We have found that, in some cases, it is injury or discomfort, that is causing the slippage!  Stop it!  The following data is for a 12 month period and acquired from the UTR website.  Even small positive changes are tough!  But negative changes seem to have an enormous impact more quickly than positive changes!

For example:

PlayerRacquetStringUTR1UTR2Delta
AHead Speed PEEK12.8412.86+ .02
BBabolat Pure AeroPolyester10.919.56-1.35
CHead Radical MPAPEEK4.505.61+1.11
DWilson Pro Staff 97PEEK5.07.03+2.03
EBabolat Pure AeroPEEK3.85.64+1.84
FWilson Blade 98 Polyester10.09.41-.59
GHead Radical ProNatural Gut3.75.15+1.45
This information is provided as a small sample comparison instrument and is not intended to pry anyone away from their favorite setup!  Even if it hurts!

 

 

 

 

Bolt 100 v2

Bolt tennis racquets have been around for a few years and we have reported on them in the past, however, the new V2 of the Bolt racquet lineup is very impressive!

If you are not at all familiar with the Bolt technology it is the “Zip Strip” that makes them unique.  The “Zip Strip” is a carbon fiber component that looks like a miniature tennis racquet cross-section that fits into the sides and top that actually do the “bending” during string and racquet impact!

This “bending” can mitigate harshness associated with very stiff strings or a very stiff racquet!

Arm problems are no match for the ZipStrips!

Before we look at the specifications you can visit the Bolt site for more information.

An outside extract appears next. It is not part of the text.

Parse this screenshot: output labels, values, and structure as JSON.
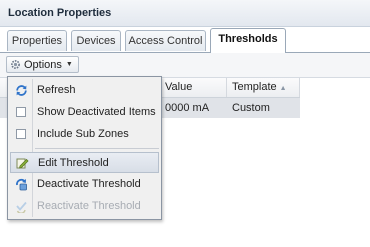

Bolt 98L, V2 
ManufacturerBolt
Racquet ModelBolt 100, v2
Reference Tension57 lbs - 25.9 k
String: Main/Cross
Head Reflex
Machine UsedTrue Tension Pro
Static
ASPS, RDC56
ASPS, FlexFour64.5
Racquet Flex, RDC64 - After stringing
Racquet Flex, FlexFour46
Weight, Grams313
Weight, Ounces11.06
Balance, mm337
Balance, Inch13.27
Length, Cm68.5
Length, Inch26.98
Head Width9.589
Head Length13.13
Head Area, cm2665.1
Head Area, Sq. Inch103.1
Beam Width, mm, Shaft, Center, Tip24.5, 24.5, 23.8
In Plane Stiffness, Pounds/In454 Lbs/In.
In Plane Stiffness, Kg/cm178.7 Kg/cm
Number of Main Strings16
Number of Cross Strings19
Ratio Cross/Mains.642
Main String Grid7.37
Cross String Grid9.62
Density (% of head filled with string).688
Average Cross String Space.506
Average Main String Space.461
Dynamic
Dynamic Tension, Kp, ERT36
Dynamic Tension, Lbs/in201.35
First Moment, Nm.822
Polar Moment350
Torsional Stability19
Swing Weight, Kg/cm2331
Swing Weight, Ounces11.68
Swing Weight Calculated356.6
Power, RDC48
Control, RDC53
Manueverability, RDC66
Power, Calculated 2183.7
Head Points1.42 (negative = head heavy)
Head Weight, %49.3%
Center of Percussion21.4
Dwell Time, ms, No Swing8.50
Effective Stiffness - lbs29.9
K, Lb/In (SBS) RDC179.49
Recoil Weight157.0
Twist Weight234.11
End Weight118.7
Tip Weight196.1
Total Weight314.8
9 O'Clock103.0
3 O'Clock98.9
Butt Cap110.3
Total Weight312.2